The story, told from the point of view of a female grizzly bear called “Bear 71” (voiced by accomplished Canadian actress Mia Kirshner), outlines how we coexist and interact with nature in the age of technology. Captured and tagged by park rangers at the age of three, Bear 71 is tracked throughout her life in Banff National Park through thousands of trail-cam images from cameras placed in the area. The poignantly written script by Canadian independent journalist J.B. MacKinnon presents an eye opening view of a world we rarely get to see and seldom consider. The question of where the wired world ends and the wild one begins is presented in a unique way through digital interaction.
In the online version of the Bear 71 documentary users are placed in the middle of a digital version of Banff National Park and allowed to wander as they please. Animals, including human users, are numbered. For example, Human 359 642 (you) might come across Fox 53 or Moose 174 along his or her travels. Clicking on either of those animals brings up trail-cam images in which the animal appears in its natural environment. Facts about that species will appear as well, such as current population numbers and recent population decline, lifestyle habits, weight and maybe even a name and a story if the animal has been previously tagged and tracked by rangers.
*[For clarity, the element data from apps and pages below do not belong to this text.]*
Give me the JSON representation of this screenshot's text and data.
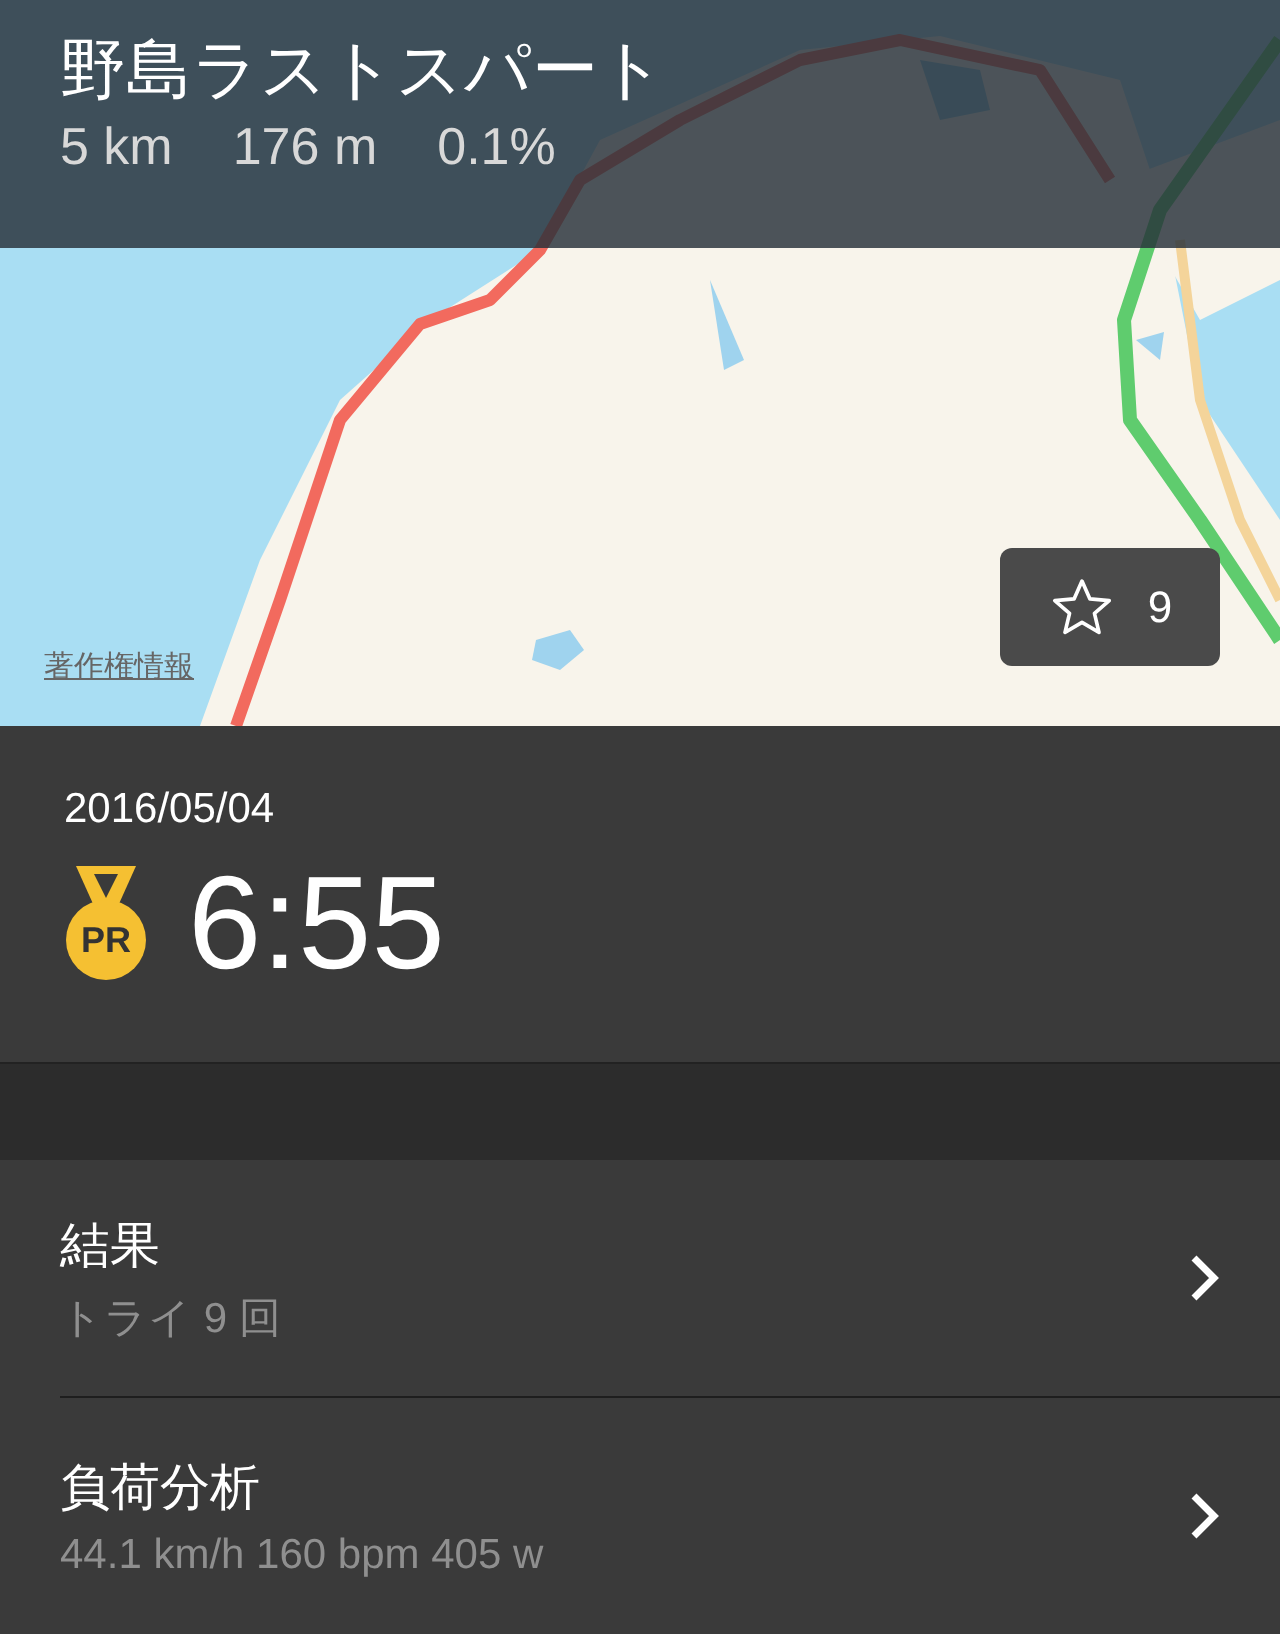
{
  "segment": {
    "title": "野島ラストスパート",
    "stats": [
      "5 km",
      "176 m",
      "0.1%"
    ]
  },
  "map": {
    "kind": "picture",
    "attribution": "著作権情報",
    "star_count": "9"
  },
  "effort": {
    "date": "2016/05/04",
    "badge": "PR",
    "time": "6:55"
  },
  "rows": [
    {
      "title": "結果",
      "subtitle": "トライ 9 回"
    },
    {
      "title": "負荷分析",
      "subtitle": "44.1 km/h 160 bpm 405 w"
    }
  ]
}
This digital ecosystem created by the National Film Board of Canada speaks of a simplified world, but one in which life is still always moving. Cougars, bears, crows, foxes, people and even trains and cars move around you at all times. The narrated story of Bear 71 continues for the 20-minute duration of the documentary. Your self-directed wandering time is punctuated periodically by trail-cam images and video clips of key moments in Bear 71’s life. The constant battle against human creations and influence is told brilliantly in this groundbreaking new format.
By their own accord, the National Film Board of Canada, a public film publisher and distributor, is committed to being at the forefront of producing works that “haven’t yet been imagined with technology that hasn’t been invented.” Founded in 1939, the NFB has won over 5,000 awards, including 12 Oscars. Among the 13,000 NFB productions are interactive works, social issue documentaries, amateur animation and alternative dramas; each work provides a unique Canadian perspective. Under the visionary leadership of Government Film Commissioner Tom Perlmutter, the NFB works with emerging and established filmmakers, digital media creators and co-producers in every region of Canada as well as with partners around the world.
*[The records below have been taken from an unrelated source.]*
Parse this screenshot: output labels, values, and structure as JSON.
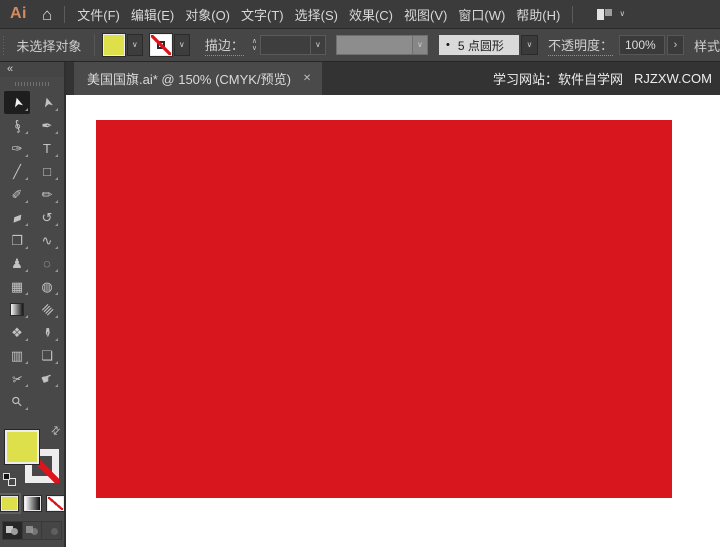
{
  "app": {
    "logo_text": "Ai",
    "home_icon": "⌂",
    "menus": [
      "文件(F)",
      "编辑(E)",
      "对象(O)",
      "文字(T)",
      "选择(S)",
      "效果(C)",
      "视图(V)",
      "窗口(W)",
      "帮助(H)"
    ],
    "workspace_chevron": "∨"
  },
  "control_bar": {
    "status_text": "未选择对象",
    "fill_color": "#dde04a",
    "stroke_label": "描边：",
    "stepper_up": "∧",
    "stepper_down": "∨",
    "chevron": "∨",
    "brush_bullet": "•",
    "brush_definition": "5 点圆形",
    "opacity_label": "不透明度：",
    "opacity_value": "100%",
    "opacity_more": "›",
    "style_label": "样式"
  },
  "tab_bar": {
    "collapse_icon": "«",
    "tab_title": "美国国旗.ai* @ 150% (CMYK/预览)",
    "close_icon": "✕",
    "right_text": "学习网站：软件自学网",
    "right_site": "RJZXW.COM"
  },
  "toolbar": {
    "tools": [
      {
        "name": "selection-tool",
        "glyph": "➤",
        "rot": "rot-cursor",
        "selected": true
      },
      {
        "name": "direct-selection-tool",
        "glyph": "➤",
        "rot": "rot-cursor"
      },
      {
        "name": "lasso-tool",
        "glyph": "∮",
        "rot": "rot-20n"
      },
      {
        "name": "pen-tool",
        "glyph": "✒"
      },
      {
        "name": "curvature-tool",
        "glyph": "✑"
      },
      {
        "name": "type-tool",
        "glyph": "T"
      },
      {
        "name": "line-segment-tool",
        "glyph": "╱"
      },
      {
        "name": "rectangle-tool",
        "glyph": "□"
      },
      {
        "name": "paintbrush-tool",
        "glyph": "✐"
      },
      {
        "name": "pencil-tool",
        "glyph": "✏"
      },
      {
        "name": "eraser-tool",
        "glyph": "▰",
        "rot": "rot-20n"
      },
      {
        "name": "rotate-tool",
        "glyph": "↺"
      },
      {
        "name": "scale-tool",
        "glyph": "❐"
      },
      {
        "name": "width-tool",
        "glyph": "∿"
      },
      {
        "name": "puppet-warp-tool",
        "glyph": "♟"
      },
      {
        "name": "free-transform-tool",
        "glyph": "◌"
      },
      {
        "name": "perspective-grid-tool",
        "glyph": "▦"
      },
      {
        "name": "mesh-tool",
        "glyph": "◍"
      },
      {
        "name": "gradient-tool",
        "gradient": true
      },
      {
        "name": "measure-tool",
        "glyph": "≣",
        "rot": "rot-45n"
      },
      {
        "name": "blend-tool",
        "glyph": "❖"
      },
      {
        "name": "eyedropper-tool",
        "glyph": "✒",
        "rot": "rot-90"
      },
      {
        "name": "column-graph-tool",
        "glyph": "▥"
      },
      {
        "name": "artboard-tool",
        "glyph": "❏"
      },
      {
        "name": "slice-tool",
        "glyph": "✁",
        "rot": "rot-30n"
      },
      {
        "name": "hand-tool",
        "glyph": "☛",
        "rot": "rot-20n"
      },
      {
        "name": "zoom-tool",
        "glyph": "⚲",
        "rot": "rot-45n"
      }
    ],
    "swap_icon": "⇄",
    "modes": [
      {
        "name": "draw-normal-mode",
        "selected": true
      },
      {
        "name": "draw-behind-mode",
        "cls": "dim"
      },
      {
        "name": "draw-inside-mode",
        "cls": "dimmest"
      }
    ]
  },
  "artwork": {
    "rect_color": "#d7161d",
    "canvas_color": "#ffffff"
  }
}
“I am driven to unravel that which we do not know, to imagine what is not imaginable; to explore the expressive potential of the digital space to reveal the work in ways that we have never seen,” says Perlmutter via press release.
The interactivity of this documentary isn’t just available to online users; for the physical installation in Salt Lake City or Park City, Utah, interactivity is still incorporated. The half-hour narrative starts at the top of every hour and the audience interacts in real time with the installation. Facial detection software, augmented reality, motion sensors, wireless trail-cams, projection and data visualization all work to enhance the experience of the story.
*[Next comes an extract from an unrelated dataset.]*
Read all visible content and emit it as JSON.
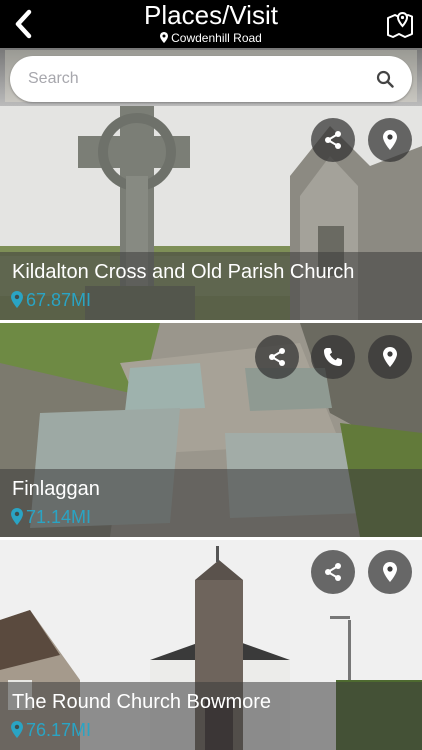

Bear 71 makes use of quite a bit of irony to get its point across. Using advanced equipment like motion sensors and facial detection technology to emphasize and lament how distanced we have become from nature is a bit of a contradiction. It does make you think though. Is this the new way in which the human race “interacts” with nature?
Sure, in this age of smartphones and global connectivity, we keep tabs on nature more than ever before but keeping tabs isn’t the same as living in harmony with our environment. In fact, as Bear 71 so clearly points out, the opposite may be true. As we rely more and more on technology in our lives, we may grow more and more distanced from our natural surroundings.
The Bear 71 online documentary can be found online at nfb.ca/bear71.